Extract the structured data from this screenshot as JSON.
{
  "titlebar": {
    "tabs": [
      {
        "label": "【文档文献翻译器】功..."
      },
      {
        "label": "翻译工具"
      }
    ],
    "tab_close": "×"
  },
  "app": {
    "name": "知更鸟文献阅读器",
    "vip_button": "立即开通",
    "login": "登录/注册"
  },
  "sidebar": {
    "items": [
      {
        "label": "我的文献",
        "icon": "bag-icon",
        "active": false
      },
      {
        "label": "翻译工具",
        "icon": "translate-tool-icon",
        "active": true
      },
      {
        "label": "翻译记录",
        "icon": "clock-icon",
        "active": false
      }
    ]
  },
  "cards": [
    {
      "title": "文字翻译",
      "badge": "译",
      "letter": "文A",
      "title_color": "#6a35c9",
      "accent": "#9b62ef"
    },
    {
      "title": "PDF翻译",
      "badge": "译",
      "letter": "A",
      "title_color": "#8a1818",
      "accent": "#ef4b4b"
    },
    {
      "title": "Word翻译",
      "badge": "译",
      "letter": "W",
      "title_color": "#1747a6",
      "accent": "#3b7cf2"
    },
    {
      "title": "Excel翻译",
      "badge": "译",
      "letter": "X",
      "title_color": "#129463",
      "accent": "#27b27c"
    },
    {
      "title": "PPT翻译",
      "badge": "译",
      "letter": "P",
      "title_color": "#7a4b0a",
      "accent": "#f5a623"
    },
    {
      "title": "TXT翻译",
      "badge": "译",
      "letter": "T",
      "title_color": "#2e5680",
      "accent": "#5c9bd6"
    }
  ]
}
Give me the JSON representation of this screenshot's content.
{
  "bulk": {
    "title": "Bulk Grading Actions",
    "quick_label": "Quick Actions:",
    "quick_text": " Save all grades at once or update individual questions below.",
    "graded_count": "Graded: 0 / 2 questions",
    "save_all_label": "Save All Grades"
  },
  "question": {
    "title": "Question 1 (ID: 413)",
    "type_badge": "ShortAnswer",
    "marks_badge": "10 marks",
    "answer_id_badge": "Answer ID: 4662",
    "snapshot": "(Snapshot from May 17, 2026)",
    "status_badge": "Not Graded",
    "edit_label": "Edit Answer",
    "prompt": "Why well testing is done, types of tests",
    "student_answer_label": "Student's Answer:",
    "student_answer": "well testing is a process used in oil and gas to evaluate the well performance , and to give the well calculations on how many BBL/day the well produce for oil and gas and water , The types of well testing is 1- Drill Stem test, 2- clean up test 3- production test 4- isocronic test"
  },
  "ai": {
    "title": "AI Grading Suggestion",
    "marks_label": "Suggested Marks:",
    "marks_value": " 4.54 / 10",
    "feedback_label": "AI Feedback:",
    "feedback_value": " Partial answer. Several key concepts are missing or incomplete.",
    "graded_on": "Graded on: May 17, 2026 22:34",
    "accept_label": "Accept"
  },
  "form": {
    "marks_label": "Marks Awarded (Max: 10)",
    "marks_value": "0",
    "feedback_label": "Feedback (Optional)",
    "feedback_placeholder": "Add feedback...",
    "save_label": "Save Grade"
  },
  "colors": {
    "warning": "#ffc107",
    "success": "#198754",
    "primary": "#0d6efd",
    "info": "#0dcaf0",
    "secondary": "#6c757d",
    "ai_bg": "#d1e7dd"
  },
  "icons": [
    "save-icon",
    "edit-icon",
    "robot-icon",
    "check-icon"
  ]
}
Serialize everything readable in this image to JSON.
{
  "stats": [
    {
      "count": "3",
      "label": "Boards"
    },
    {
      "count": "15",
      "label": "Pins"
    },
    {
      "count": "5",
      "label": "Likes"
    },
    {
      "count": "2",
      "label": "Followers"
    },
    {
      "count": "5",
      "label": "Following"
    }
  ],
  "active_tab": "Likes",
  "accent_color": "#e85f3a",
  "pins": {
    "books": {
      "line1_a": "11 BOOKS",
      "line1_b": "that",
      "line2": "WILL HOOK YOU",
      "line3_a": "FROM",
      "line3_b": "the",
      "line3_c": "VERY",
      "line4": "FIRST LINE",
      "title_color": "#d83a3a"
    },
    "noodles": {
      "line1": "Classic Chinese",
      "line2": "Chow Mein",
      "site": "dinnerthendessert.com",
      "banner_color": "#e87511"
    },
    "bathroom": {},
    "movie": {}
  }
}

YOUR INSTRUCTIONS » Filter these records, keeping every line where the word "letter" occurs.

TASK SOLUTION »
      "letter": "文A",
      "letter": "A",
      "letter": "W",
      "letter": "X",
      "letter": "P",
      "letter": "T",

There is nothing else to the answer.